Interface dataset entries
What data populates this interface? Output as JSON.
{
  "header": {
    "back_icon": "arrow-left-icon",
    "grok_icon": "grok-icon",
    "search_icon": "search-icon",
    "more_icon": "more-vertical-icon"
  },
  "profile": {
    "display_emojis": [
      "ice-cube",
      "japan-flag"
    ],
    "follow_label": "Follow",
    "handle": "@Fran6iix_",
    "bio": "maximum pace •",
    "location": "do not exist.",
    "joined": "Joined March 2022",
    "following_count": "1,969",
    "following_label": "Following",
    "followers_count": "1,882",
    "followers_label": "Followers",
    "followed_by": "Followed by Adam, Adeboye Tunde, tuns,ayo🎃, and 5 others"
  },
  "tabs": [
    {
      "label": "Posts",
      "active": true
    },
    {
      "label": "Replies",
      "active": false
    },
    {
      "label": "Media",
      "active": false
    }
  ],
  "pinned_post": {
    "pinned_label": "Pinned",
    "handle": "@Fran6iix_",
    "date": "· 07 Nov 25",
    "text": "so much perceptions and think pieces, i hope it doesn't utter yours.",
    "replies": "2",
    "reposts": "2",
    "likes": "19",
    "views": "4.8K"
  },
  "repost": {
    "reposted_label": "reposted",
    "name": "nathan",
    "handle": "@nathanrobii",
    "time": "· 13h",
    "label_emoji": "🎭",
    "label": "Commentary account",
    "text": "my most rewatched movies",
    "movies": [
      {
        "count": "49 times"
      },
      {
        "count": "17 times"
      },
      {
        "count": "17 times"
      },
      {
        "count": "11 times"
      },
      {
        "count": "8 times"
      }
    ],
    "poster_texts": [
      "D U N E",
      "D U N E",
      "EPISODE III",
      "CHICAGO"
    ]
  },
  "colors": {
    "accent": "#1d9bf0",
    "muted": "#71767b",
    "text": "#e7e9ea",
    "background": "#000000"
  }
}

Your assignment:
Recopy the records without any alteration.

Answer below:
What data populates this interface? Output as JSON.
{
  "header": {
    "back_icon": "arrow-left-icon",
    "grok_icon": "grok-icon",
    "search_icon": "search-icon",
    "more_icon": "more-vertical-icon"
  },
  "profile": {
    "display_emojis": [
      "ice-cube",
      "japan-flag"
    ],
    "follow_label": "Follow",
    "handle": "@Fran6iix_",
    "bio": "maximum pace •",
    "location": "do not exist.",
    "joined": "Joined March 2022",
    "following_count": "1,969",
    "following_label": "Following",
    "followers_count": "1,882",
    "followers_label": "Followers",
    "followed_by": "Followed by Adam, Adeboye Tunde, tuns,ayo🎃, and 5 others"
  },
  "tabs": [
    {
      "label": "Posts",
      "active": true
    },
    {
      "label": "Replies",
      "active": false
    },
    {
      "label": "Media",
      "active": false
    }
  ],
  "pinned_post": {
    "pinned_label": "Pinned",
    "handle": "@Fran6iix_",
    "date": "· 07 Nov 25",
    "text": "so much perceptions and think pieces, i hope it doesn't utter yours.",
    "replies": "2",
    "reposts": "2",
    "likes": "19",
    "views": "4.8K"
  },
  "repost": {
    "reposted_label": "reposted",
    "name": "nathan",
    "handle": "@nathanrobii",
    "time": "· 13h",
    "label_emoji": "🎭",
    "label": "Commentary account",
    "text": "my most rewatched movies",
    "movies": [
      {
        "count": "49 times"
      },
      {
        "count": "17 times"
      },
      {
        "count": "17 times"
      },
      {
        "count": "11 times"
      },
      {
        "count": "8 times"
      }
    ],
    "poster_texts": [
      "D U N E",
      "D U N E",
      "EPISODE III",
      "CHICAGO"
    ]
  },
  "colors": {
    "accent": "#1d9bf0",
    "muted": "#71767b",
    "text": "#e7e9ea",
    "background": "#000000"
  }
}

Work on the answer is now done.